Well, it didn’t take long for the first interaction of my English Soccer Tour. In fact, it happened in the customs line at Heathrow, before I had officially entered the UK.
The customs guy, about 30, asked why I was coming, and I said, “To watch football games.” He smiled and said, “Don’t you mean ‘soccer’?”
I was waiting for that one: “Actually, now that I’m out of American airspace, I am calling it football — and anyway, you English made up the word ‘soccer’!” Which is true.
He smiled again and asked who I’d be seeing. I told him Arsenal first, and he shook his head; this made me think he might be a Tottenham guy. But no: “Why does everybody want to see Arsenal,” he asked. “They’re hardly even an English team anymore.”
“Well,” I said, “I follow Fulham, and they were just sold to a Pakistani.” I was showing him I know something, you see.
“Yes, and Fulham have a statue of Michael Jackson at their ground.”
“Had a statue,” I corrected him. “And they used to have about half the US National Team playing for them. That’s why I chose them. Anyway, who’s your team?”
“QPR,” he said. And without missing a beat, I said, “Well, then I can’t talk to you anymore. But I’m afraid Fulham will be playing QPR again next year.” This was a reference to the fact that Fulham were about to be relegated to the Championship.
He leaned back in his chair and said, “That’s a safe bet — and it’s nice to see Americans come through who actually follow the game.” He stamped my passport, handed it back and said with a smile, “Enjoy your stay — and worst of luck to your Cottagers!”
“And worst of luck to your Rangers!”
In that moment, my English soccer tour was on.
Now, if you’re reading this and wondering what it’s all about*, that’s why I’m writing this book! (Well, and I get to see a shit-ton of English soccer games) As the Premier League gets more and more popular in the US, I think more and more Americans (like me) will want to come over and see games. And they’ll want to know more than how to get tickets and what the hell offsides is about. They’ll want to know about the clubs, their history, their stadiums, their fans and songs and the pubs they go to before the games.
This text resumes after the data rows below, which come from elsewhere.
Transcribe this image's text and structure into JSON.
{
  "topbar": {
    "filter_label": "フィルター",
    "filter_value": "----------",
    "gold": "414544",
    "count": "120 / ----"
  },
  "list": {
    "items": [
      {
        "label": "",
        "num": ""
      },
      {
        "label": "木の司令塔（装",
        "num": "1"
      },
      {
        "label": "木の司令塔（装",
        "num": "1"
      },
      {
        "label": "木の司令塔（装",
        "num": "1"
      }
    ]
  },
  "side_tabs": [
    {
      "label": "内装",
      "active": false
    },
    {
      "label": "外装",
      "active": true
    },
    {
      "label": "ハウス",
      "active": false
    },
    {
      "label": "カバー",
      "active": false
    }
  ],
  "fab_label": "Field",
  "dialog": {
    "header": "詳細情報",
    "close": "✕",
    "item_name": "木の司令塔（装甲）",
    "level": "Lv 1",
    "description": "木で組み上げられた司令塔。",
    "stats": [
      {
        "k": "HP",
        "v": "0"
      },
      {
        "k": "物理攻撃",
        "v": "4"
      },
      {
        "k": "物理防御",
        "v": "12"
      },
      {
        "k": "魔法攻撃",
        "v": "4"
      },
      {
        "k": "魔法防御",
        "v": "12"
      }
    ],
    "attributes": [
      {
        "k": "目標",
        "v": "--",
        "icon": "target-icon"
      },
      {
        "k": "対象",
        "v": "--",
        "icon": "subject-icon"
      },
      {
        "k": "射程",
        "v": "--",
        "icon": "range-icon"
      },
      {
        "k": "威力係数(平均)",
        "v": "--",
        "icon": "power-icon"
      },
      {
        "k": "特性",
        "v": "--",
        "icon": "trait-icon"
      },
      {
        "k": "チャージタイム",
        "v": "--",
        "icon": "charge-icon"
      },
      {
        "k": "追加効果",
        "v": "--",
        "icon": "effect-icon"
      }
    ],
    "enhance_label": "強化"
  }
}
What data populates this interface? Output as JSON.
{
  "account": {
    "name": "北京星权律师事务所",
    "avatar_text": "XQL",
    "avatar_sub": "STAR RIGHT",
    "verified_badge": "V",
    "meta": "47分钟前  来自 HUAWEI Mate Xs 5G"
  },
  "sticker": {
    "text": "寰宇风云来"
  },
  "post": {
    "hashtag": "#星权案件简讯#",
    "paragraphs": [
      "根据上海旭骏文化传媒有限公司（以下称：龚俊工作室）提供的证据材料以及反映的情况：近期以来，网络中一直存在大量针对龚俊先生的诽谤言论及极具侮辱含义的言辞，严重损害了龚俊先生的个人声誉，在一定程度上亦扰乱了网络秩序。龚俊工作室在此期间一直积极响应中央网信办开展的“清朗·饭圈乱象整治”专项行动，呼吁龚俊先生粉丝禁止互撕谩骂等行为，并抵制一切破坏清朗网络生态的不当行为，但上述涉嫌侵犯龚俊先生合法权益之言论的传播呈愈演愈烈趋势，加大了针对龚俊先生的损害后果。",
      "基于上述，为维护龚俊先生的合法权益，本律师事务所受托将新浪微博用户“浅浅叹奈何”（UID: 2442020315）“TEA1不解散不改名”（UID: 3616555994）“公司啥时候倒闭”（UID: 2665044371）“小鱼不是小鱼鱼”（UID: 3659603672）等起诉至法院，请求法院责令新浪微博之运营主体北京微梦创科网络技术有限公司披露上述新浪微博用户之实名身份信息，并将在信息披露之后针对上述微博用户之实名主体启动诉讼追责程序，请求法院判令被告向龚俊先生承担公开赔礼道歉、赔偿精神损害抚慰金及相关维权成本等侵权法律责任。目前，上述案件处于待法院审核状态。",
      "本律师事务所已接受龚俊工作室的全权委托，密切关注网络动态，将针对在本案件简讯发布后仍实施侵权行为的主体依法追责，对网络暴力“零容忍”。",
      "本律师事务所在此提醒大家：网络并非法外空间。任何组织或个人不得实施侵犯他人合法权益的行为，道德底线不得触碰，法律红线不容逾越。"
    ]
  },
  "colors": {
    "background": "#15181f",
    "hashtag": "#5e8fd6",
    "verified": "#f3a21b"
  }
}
I am going to immerse myself into English soccer culture, attend a game at every Premier League ground, visit all the other league clubs around London, and produce the ultimate Americans’ guide to English soccer. Hell yes I am!
And now you’ve found my blog. Welcome!
*Quick summary: Fulham (who play in Craven Cottage and are called the Cottagers) and Queens Park Rangers are blood enemies; their stadiums are 3.1 miles apart in West London! At the time Fulham was in the Premier League and QPR a league below in The Championship. But Fulham was doing terribly and looked in trouble to get relegated for next year — in which case their ancient rivalry with the boys from Loftus Road will be back, twice a year. All of us in white hope that doesn’t happen! (UPDATE from 2017: It did.)